Verlander’s moment arrived at the top of the first inning on a seven-pitch called strikeout against the Angels’ Kole Calhoun. Cole worked a 2-2 count, then fouled off a pair of 95-MPH fastballs before missing the seventh and final pitch at the top of the strike zone.

Jose Fernandez battled twice as long in the next at-bat, albeit with far more disastrous results. His 14-pitch duel against the Astros’ righty ended when he caught a fastball on his hand and was forced to come out of the game.

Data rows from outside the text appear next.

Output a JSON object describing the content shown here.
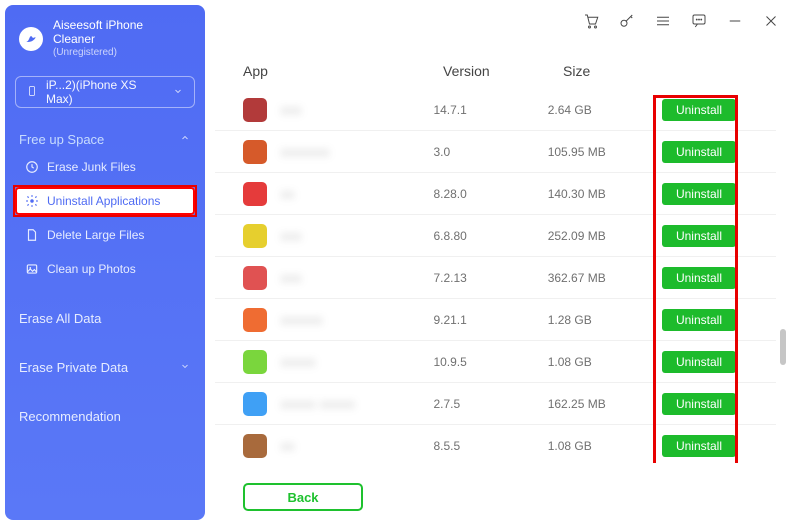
{
  "brand": {
    "name": "Aiseesoft iPhone",
    "sub": "Cleaner",
    "status": "(Unregistered)"
  },
  "device": {
    "label": "iP...2)(iPhone XS Max)"
  },
  "sidebar": {
    "free_up_space": "Free up Space",
    "items": [
      {
        "label": "Erase Junk Files"
      },
      {
        "label": "Uninstall Applications"
      },
      {
        "label": "Delete Large Files"
      },
      {
        "label": "Clean up Photos"
      }
    ],
    "erase_all": "Erase All Data",
    "erase_private": "Erase Private Data",
    "recommendation": "Recommendation"
  },
  "columns": {
    "app": "App",
    "version": "Version",
    "size": "Size"
  },
  "actions": {
    "uninstall": "Uninstall",
    "back": "Back"
  },
  "apps": [
    {
      "version": "14.7.1",
      "size": "2.64 GB"
    },
    {
      "version": "3.0",
      "size": "105.95 MB"
    },
    {
      "version": "8.28.0",
      "size": "140.30 MB"
    },
    {
      "version": "6.8.80",
      "size": "252.09 MB"
    },
    {
      "version": "7.2.13",
      "size": "362.67 MB"
    },
    {
      "version": "9.21.1",
      "size": "1.28 GB"
    },
    {
      "version": "10.9.5",
      "size": "1.08 GB"
    },
    {
      "version": "2.7.5",
      "size": "162.25 MB"
    },
    {
      "version": "8.5.5",
      "size": "1.08 GB"
    }
  ]
}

After expending a total of 27 pitches in the first inning, however, Verlander returned in the second to strike out the side, then logged another pair of strikeouts in the third. With six strikeouts through three innings, he boosted his season strikeout total to 275 — just a hair above fellow Houston righty Gerrit Cole (and all other AL pitchers), who previously led the team with 272 whiffs on the year.